“One of the fundamental problems of the G5+1 is that it has come under the influence of the Zionists, a fact that hinders success of the talks," Seyed Hossein Naqavi Hosseini told the Tasnim News Agency on Thursday.
Naqavi Hosseini further described Iran’s right to uranium enrichment as a red line for the Islamic Republic, saying that Tehran would in no way retreat from its inalienable rights.
These comments echo yesterday's remarks by Supreme Leader of the Islamic Revolution Ayatollah Seyed Ali Khamenei that Iran would not back down an iota from its rights, including its nuclear rights, and would never give in to pressure.
The Leader also criticized the French officials who spoke out against a draft deal floated at the last round of Geneva talks, saying they not only succumbed to the United States but also knelt before the Israeli regime.
Senior diplomats representing Iran and the Group 5+1 (the five permanent UN Security Council members plus Germany) started a fresh round of negotiations over Tehran’s nuclear program in the Swiss city of Geneva on Wednesday.
Earlier on Tuesday, Iranian Foreign Minister Mohammad Javad Zarif had expressed optimism about the fresh round of talks, saying, “I think there is every possibility for success of these talks, provided that the two sides engage in these discussions with good faith and with the political will to resolve the problem.”
While almost all diplomats involved in the talks are optimistic about reaching a deal on Iran's nuclear program, Israel has been playing the party pooper, making its best to prevent the G5+1 from reaching an agreement with Iran.
Israeli Prime Minister Benjamin Netanyahu has waged a public lobbying effort against the draft deal, saying Iran got the deal of the century without giving anything in return.
Israeli Prime Minister Benjamin Netanyahu flew to Russia on Wednesday to appeal for tougher conditions in any possible deal with Iran after failing to convince the United States that the world powers are pursuing a bad deal.
This efforts come as Israel is believed to have up to 400 nuclear warheads and bombs and has been the only impediment in realizing the idea of a nuclear-weapons-free Middle East.
Earlier this month, Iranian President Hassan Rouhani also said the Islamic Republic has a number of red lines, among which are the nation’s nuclear rights, including uranium enrichment inside the country.
And Foreign Minister Mohammad Javad Zarif has said Tehran expects the six major world powers to “respect” its right to enrich uranium based on the regulations of the Non-Proliferation Treaty (NPT).
“Iran enrichment right has no need to be recognized because it is an indivisible right based on the NPT. What we expect is respect for the components of Iran's right,” Zarif said on Sunday.
The top Iranian diplomat stressed that enrichment is a “non-negotiable” right and urged all countries to respect it.
Iran says as a signatory to the NPT, it is entitled to use nuclear energy for peaceful purposes. Article 4 of the treaty guarantees countries the right to develop the use of nuclear energy for peaceful purposes.

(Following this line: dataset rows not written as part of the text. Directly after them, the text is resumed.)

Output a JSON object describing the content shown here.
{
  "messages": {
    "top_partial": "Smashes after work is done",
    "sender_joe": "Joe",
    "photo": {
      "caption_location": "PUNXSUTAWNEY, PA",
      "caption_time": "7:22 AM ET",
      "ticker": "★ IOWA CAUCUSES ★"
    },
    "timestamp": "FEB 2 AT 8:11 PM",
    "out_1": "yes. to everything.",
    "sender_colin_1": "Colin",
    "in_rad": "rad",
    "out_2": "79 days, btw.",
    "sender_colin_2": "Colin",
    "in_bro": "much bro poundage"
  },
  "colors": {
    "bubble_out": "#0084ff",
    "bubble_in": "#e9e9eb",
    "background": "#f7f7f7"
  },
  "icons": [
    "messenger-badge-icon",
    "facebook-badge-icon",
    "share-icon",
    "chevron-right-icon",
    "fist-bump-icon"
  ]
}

This article stipulates that nothing in the NPT shall be interpreted as affecting the inalienable right of all signatories to the treaty to use nuclear energy for peaceful purposes.